[How to complete this task] Work out how many lines of the listing hold "close", then state only that count.

[Records shown]
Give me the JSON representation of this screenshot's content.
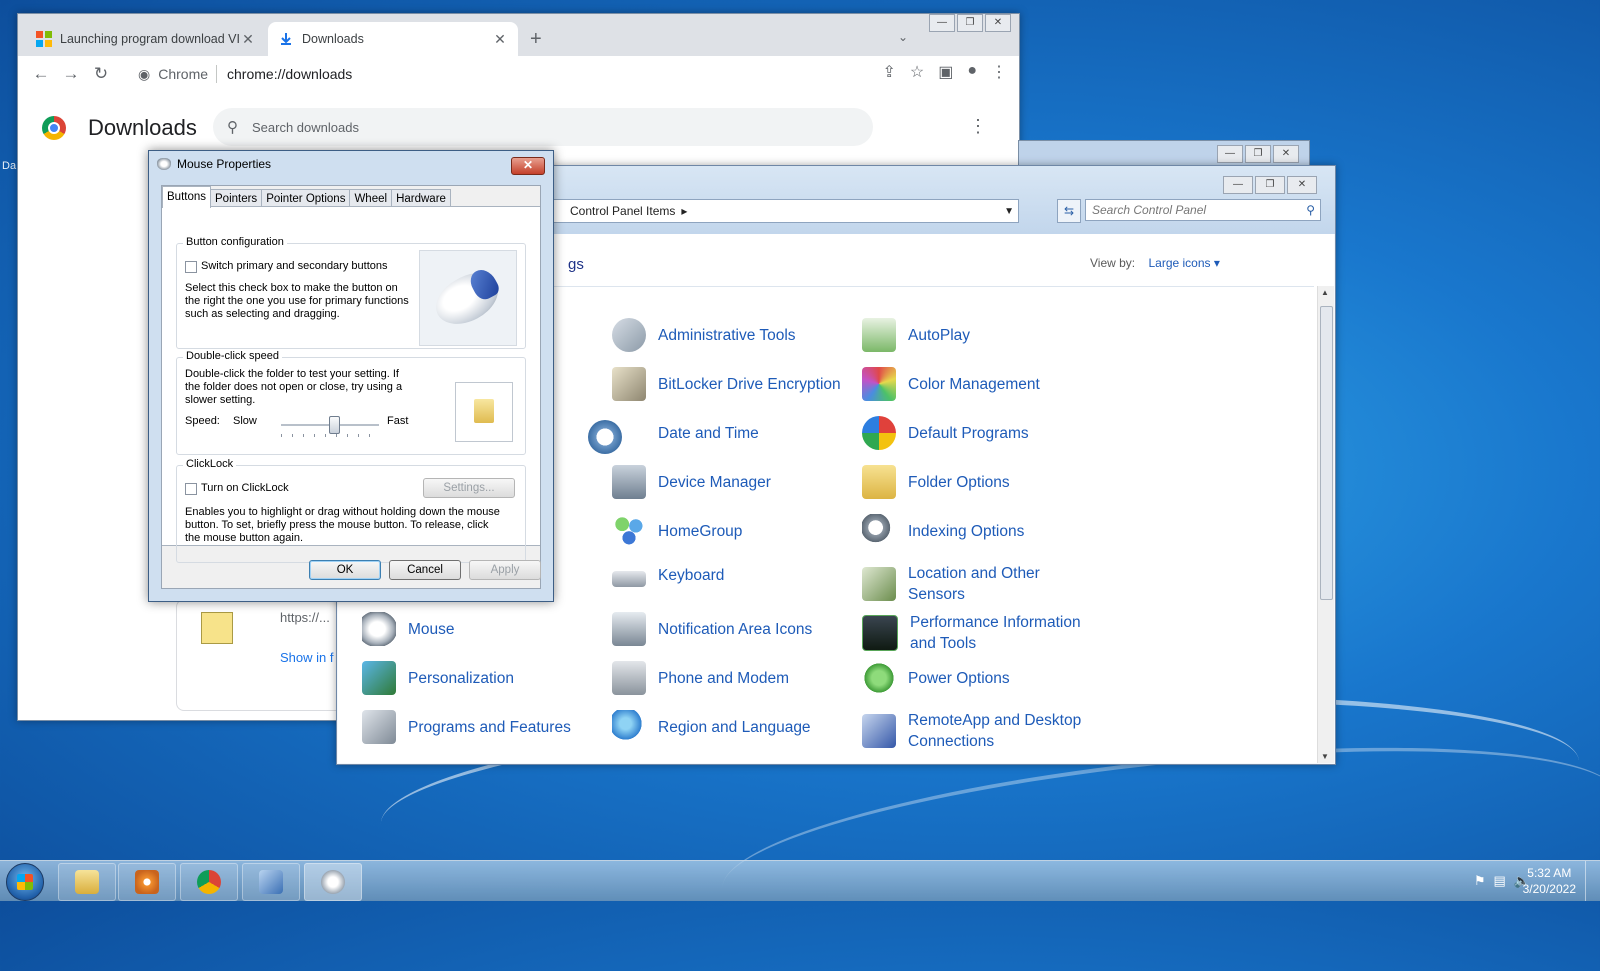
{
  "chrome": {
    "tabs": [
      {
        "title": "Launching program download VI",
        "icon": "windows-logo-icon"
      },
      {
        "title": "Downloads",
        "icon": "download-icon"
      }
    ],
    "new_tab": "+",
    "omnibox": {
      "site": "Chrome",
      "url": "chrome://downloads"
    },
    "page_title": "Downloads",
    "search_placeholder": "Search downloads",
    "download_item": {
      "url": "https://...",
      "show_in_folder": "Show in f"
    }
  },
  "control_panel": {
    "breadcrumb": "Control Panel Items",
    "search_placeholder": "Search Control Panel",
    "heading_fragment": "gs",
    "view_by_label": "View by:",
    "view_by_value": "Large icons",
    "items": [
      {
        "label": "Administrative Tools",
        "icon": "admin-tools-icon"
      },
      {
        "label": "AutoPlay",
        "icon": "autoplay-icon"
      },
      {
        "label": "BitLocker Drive Encryption",
        "icon": "bitlocker-icon"
      },
      {
        "label": "Color Management",
        "icon": "color-management-icon"
      },
      {
        "label": "Date and Time",
        "icon": "date-time-icon"
      },
      {
        "label": "Default Programs",
        "icon": "default-programs-icon"
      },
      {
        "label": "Device Manager",
        "icon": "device-manager-icon"
      },
      {
        "label": "Folder Options",
        "icon": "folder-options-icon"
      },
      {
        "label": "HomeGroup",
        "icon": "homegroup-icon"
      },
      {
        "label": "Indexing Options",
        "icon": "indexing-options-icon"
      },
      {
        "label": "Keyboard",
        "icon": "keyboard-icon"
      },
      {
        "label": "Location and Other Sensors",
        "icon": "location-sensors-icon"
      },
      {
        "label": "Mouse",
        "icon": "mouse-icon"
      },
      {
        "label": "Notification Area Icons",
        "icon": "notification-area-icon"
      },
      {
        "label": "Performance Information and Tools",
        "icon": "performance-icon"
      },
      {
        "label": "Personalization",
        "icon": "personalization-icon"
      },
      {
        "label": "Phone and Modem",
        "icon": "phone-modem-icon"
      },
      {
        "label": "Power Options",
        "icon": "power-options-icon"
      },
      {
        "label": "Programs and Features",
        "icon": "programs-features-icon"
      },
      {
        "label": "Region and Language",
        "icon": "region-language-icon"
      },
      {
        "label": "RemoteApp and Desktop Connections",
        "icon": "remoteapp-icon"
      }
    ]
  },
  "mouse_properties": {
    "title": "Mouse Properties",
    "close": "✕",
    "tabs": [
      "Buttons",
      "Pointers",
      "Pointer Options",
      "Wheel",
      "Hardware"
    ],
    "active_tab": "Buttons",
    "button_config": {
      "label": "Button configuration",
      "checkbox": "Switch primary and secondary buttons",
      "checked": false,
      "description": "Select this check box to make the button on the right the one you use for primary functions such as selecting and dragging."
    },
    "double_click": {
      "label": "Double-click speed",
      "description": "Double-click the folder to test your setting. If the folder does not open or close, try using a slower setting.",
      "speed_label": "Speed:",
      "slow": "Slow",
      "fast": "Fast",
      "speed_level": 0.55
    },
    "clicklock": {
      "label": "ClickLock",
      "checkbox": "Turn on ClickLock",
      "checked": false,
      "settings": "Settings...",
      "description": "Enables you to highlight or drag without holding down the mouse button. To set, briefly press the mouse button. To release, click the mouse button again."
    },
    "buttons": {
      "ok": "OK",
      "cancel": "Cancel",
      "apply": "Apply"
    }
  },
  "taskbar": {
    "apps": [
      "windows-explorer",
      "media-player",
      "chrome",
      "control-panel",
      "mouse-properties"
    ],
    "time": "5:32 AM",
    "date": "3/20/2022"
  }
}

[Answer below] 2